Even as to this there are different methods of computing the rate. Cf. O.D. 489, supra, directing use of ‘the current or market rate of exchange prevailing at the time that payment for the goods is actually made ‘ with Joyce-Koebel Co., supra, holding that the exchange rate at the date of purchase is controlling.

See Kades, op. cit. ‘This ruling should apply primarily to taxpayers trading or manufacturing in foreign countries and should not be held to apply to isolated or collateral investments in foreign credits or securities.‘ A.R.R. 15, supra.

Granting that there are several acceptable methods for dealing with the accounting problems presented by the conversion of income received in foreign currency, and even granting further that the application of any acceptable method by a taxpayer should not be disturbed, especially if consistently employed, here there was no consistency in the use of any system on the part of either petitioner or respondent; and it does not follow that there cannot be methods so palpably wrong that their use would not be countenanced under any circumstances. Such we view the situation existing here, for example, in the years ending June 30, 1938, and September 30, 1939, when income was computed by a comparison of incomparables based purely on the accidental condition of the foreign exchange market.

Petitioner, and ultimately the respondent, having for those periods employed a wholly inadmissible method for the computation of the petitioner's Canadian income, the question remains whether some proper computation should not be directed and if so, what that method should be. Bearing in mind that under section 734 appropriate adjustments for the tax properly payable in the earlier years will be made and that under the method used petitioner's base period income and its excess profits tax have been erroneously stated, we see no reason why a proper computation on these facts cannot now be ascertained and applied.

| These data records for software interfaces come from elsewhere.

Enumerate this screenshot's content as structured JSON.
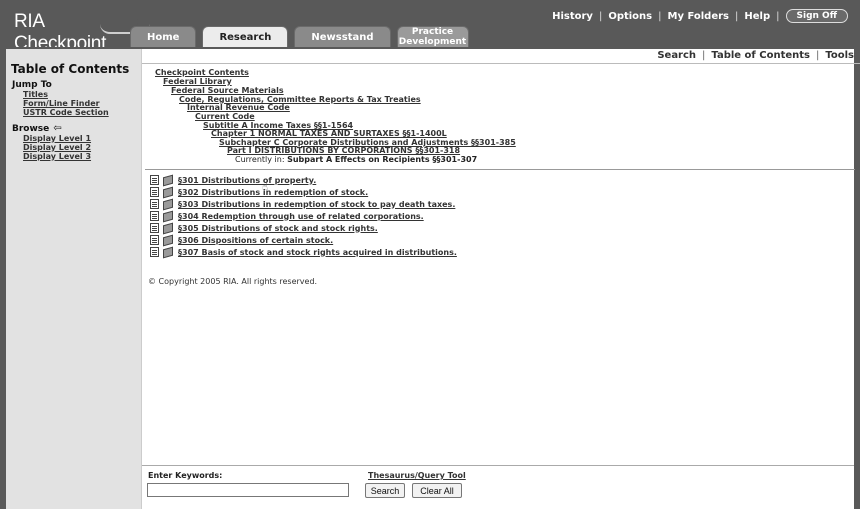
{
  "app": {
    "logo": "RIA Checkpoint"
  },
  "utility_nav": {
    "items": [
      "History",
      "Options",
      "My Folders",
      "Help"
    ],
    "sign_off": "Sign Off"
  },
  "tabs": [
    {
      "label": "Home",
      "active": false
    },
    {
      "label": "Research",
      "active": true
    },
    {
      "label": "Newsstand",
      "active": false
    },
    {
      "label_line1": "Practice",
      "label_line2": "Development",
      "active": false
    }
  ],
  "secondary_nav": [
    "Search",
    "Table of Contents",
    "Tools"
  ],
  "sidebar": {
    "title": "Table of Contents",
    "jump_to": {
      "heading": "Jump To",
      "links": [
        "Titles",
        "Form/Line Finder",
        "USTR Code Section"
      ]
    },
    "browse": {
      "heading": "Browse",
      "icon": "back-arrow-icon",
      "links": [
        "Display Level 1",
        "Display Level 2",
        "Display Level 3"
      ]
    }
  },
  "breadcrumb": [
    "Checkpoint Contents",
    "Federal Library",
    "Federal Source Materials",
    "Code, Regulations, Committee Reports & Tax Treaties",
    "Internal Revenue Code",
    "Current Code",
    "Subtitle A Income Taxes §§1-1564",
    "Chapter 1 NORMAL TAXES AND SURTAXES §§1-1400L",
    "Subchapter C Corporate Distributions and Adjustments §§301-385",
    "Part I DISTRIBUTIONS BY CORPORATIONS §§301-318"
  ],
  "current": {
    "prefix": "Currently in:",
    "value": "Subpart A Effects on Recipients §§301-307"
  },
  "sections": [
    "§301 Distributions of property.",
    "§302 Distributions in redemption of stock.",
    "§303 Distributions in redemption of stock to pay death taxes.",
    "§304 Redemption through use of related corporations.",
    "§305 Distributions of stock and stock rights.",
    "§306 Dispositions of certain stock.",
    "§307 Basis of stock and stock rights acquired in distributions."
  ],
  "copyright": "© Copyright 2005 RIA. All rights reserved.",
  "search": {
    "label": "Enter Keywords:",
    "thesaurus": "Thesaurus/Query Tool",
    "value": "",
    "search_button": "Search",
    "clear_button": "Clear All"
  }
}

See Leonard Refineries, Inc., 11 T.C. 1000.

The method contended for from these facts by petitioner may not be exclusive as we have recognized in the preceding discussion, but it is at least permissible under respondent's own ruling. See O.D. 550, supra. And respondent does not seriously deny its acceptability. It has the added virtue of being the one ultimately used for the first base period year with the concurrence of both parties. That method would be to compute petitioner's income in Canadian dollars and convert to United States dollars at the rate of exchange prevailing on the dates of remittance and year's-end and to use the resulting dollar figure as representing the Canadian income for the period involved. This method, it is true, differs from that employed in the Salt's Textile case. Even assuming that case to have been correctly decided, it is not necessary to consider any method exclusively applicable. Under the facts shown here the computation we have already described seems as acceptable as any and in permitting its employment here we need go no further than this.

Although the issue is not expressly disclaimed, neither party discusses the question of whether the free or official rate should be used for fiscal 1940, when Canadian foreign exchange regulations were in effect. Cf. Foundation Co., 14 T.C. 1333. In view, however, of the stipulation that approval could be obtained to transmit current profits of a branch business out of Canada, we assume that the parties intended to eliminate such an issue, and that they agree that the official rate is the one to be employed.

The issue with respect to 1941 must be dismissed for lack of jurisdiction on authority of Mutual Lumber Co., 16 T.C. 370. Although the claim for refund here was predicated on sections 721 and 711, rather than on section 722, the applicable legislation and the reasoning of the Mutual Lumber Co. case permit of no different disposition of this proceeding. The motion to dismiss as to 1941 will accordingly be granted.

Reviewed by the Court.